▶ _DATA SUPPLIED_

□ □ □ □ □ □ □

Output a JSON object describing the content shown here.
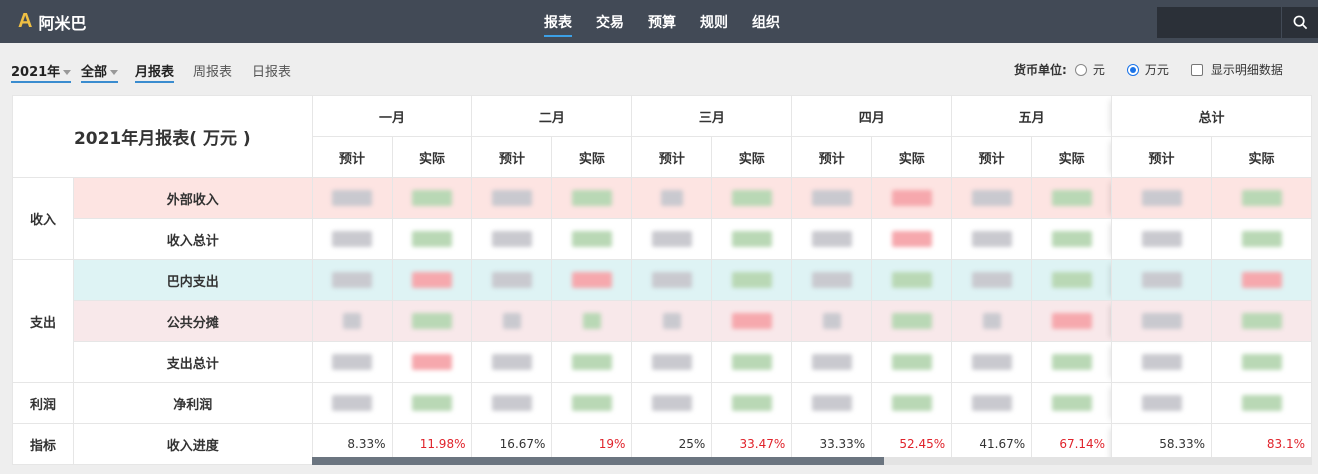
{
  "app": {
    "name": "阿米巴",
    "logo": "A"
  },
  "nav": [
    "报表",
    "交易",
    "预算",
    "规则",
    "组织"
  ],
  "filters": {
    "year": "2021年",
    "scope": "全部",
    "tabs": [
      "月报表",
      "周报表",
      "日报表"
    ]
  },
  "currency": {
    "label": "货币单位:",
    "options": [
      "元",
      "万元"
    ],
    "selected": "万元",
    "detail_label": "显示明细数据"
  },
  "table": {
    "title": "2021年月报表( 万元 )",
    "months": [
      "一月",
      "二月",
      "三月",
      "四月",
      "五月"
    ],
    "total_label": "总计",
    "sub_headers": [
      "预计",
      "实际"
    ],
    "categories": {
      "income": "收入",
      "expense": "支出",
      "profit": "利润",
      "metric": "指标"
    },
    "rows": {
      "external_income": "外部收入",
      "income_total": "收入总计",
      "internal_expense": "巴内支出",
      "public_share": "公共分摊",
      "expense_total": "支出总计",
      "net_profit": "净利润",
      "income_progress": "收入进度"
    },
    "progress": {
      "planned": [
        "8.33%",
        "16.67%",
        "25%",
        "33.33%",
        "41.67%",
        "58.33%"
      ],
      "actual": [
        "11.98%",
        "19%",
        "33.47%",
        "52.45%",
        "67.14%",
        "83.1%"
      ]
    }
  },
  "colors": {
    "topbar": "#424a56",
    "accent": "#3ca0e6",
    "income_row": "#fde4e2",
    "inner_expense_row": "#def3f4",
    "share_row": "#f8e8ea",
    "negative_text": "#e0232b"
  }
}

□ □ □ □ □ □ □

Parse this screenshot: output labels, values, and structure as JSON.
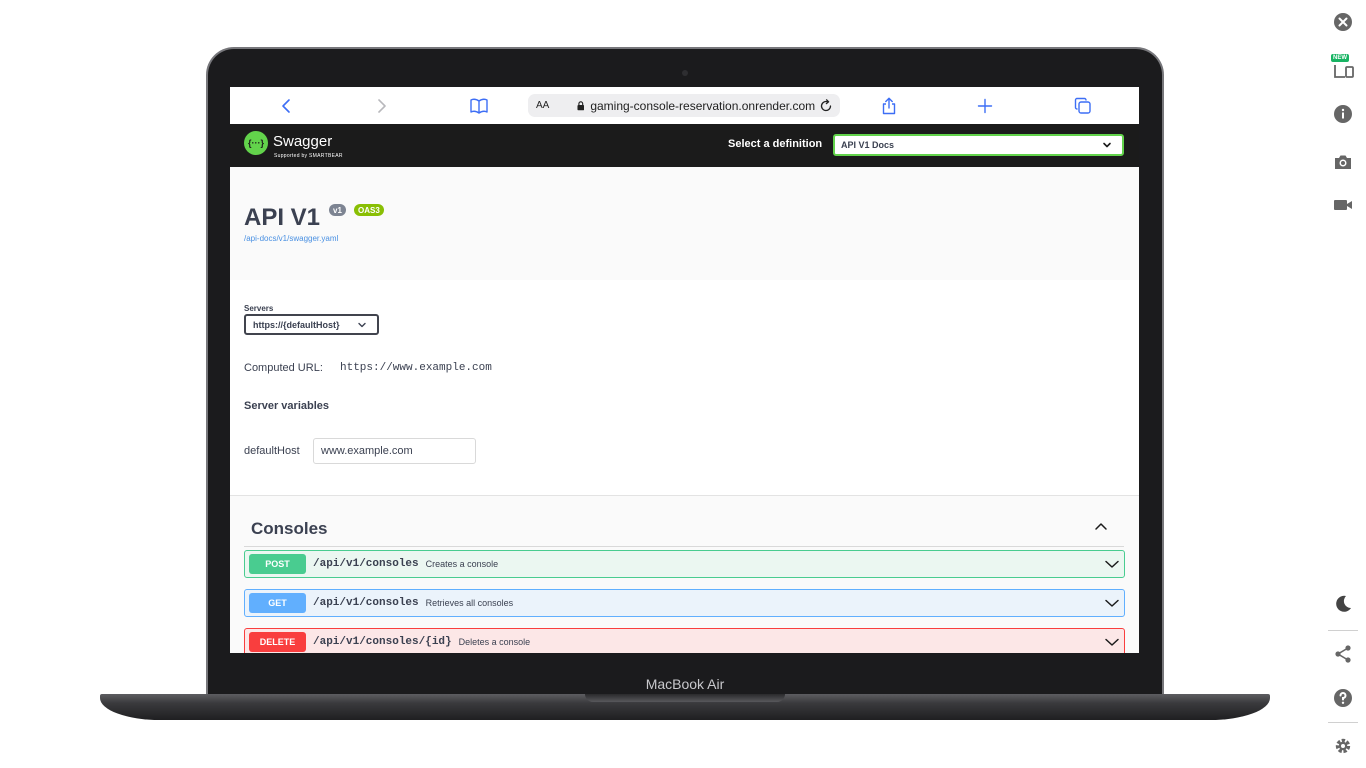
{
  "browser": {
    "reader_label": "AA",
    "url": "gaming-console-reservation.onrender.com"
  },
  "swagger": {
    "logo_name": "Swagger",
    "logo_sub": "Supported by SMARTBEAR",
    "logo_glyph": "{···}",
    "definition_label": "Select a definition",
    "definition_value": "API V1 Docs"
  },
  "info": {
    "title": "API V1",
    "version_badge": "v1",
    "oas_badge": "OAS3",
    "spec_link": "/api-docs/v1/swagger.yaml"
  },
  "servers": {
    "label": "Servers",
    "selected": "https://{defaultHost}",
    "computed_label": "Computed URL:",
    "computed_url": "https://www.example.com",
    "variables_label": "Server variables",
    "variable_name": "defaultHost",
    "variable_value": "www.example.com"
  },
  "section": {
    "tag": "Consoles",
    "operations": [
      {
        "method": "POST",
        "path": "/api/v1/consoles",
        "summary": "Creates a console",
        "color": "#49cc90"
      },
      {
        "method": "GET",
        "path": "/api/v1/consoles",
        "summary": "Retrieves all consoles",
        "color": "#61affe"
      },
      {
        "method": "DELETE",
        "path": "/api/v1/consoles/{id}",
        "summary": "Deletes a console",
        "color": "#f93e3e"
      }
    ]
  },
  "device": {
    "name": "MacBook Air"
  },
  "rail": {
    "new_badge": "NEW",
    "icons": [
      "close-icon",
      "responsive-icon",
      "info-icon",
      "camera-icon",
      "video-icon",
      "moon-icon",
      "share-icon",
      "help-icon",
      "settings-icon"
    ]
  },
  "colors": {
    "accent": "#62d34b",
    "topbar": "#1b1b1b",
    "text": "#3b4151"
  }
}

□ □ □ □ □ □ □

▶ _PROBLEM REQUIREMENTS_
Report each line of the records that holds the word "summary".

▶ _ANSWER SECTION_
        "summary": "Creates a console",
        "summary": "Retrieves all consoles",
        "summary": "Deletes a console",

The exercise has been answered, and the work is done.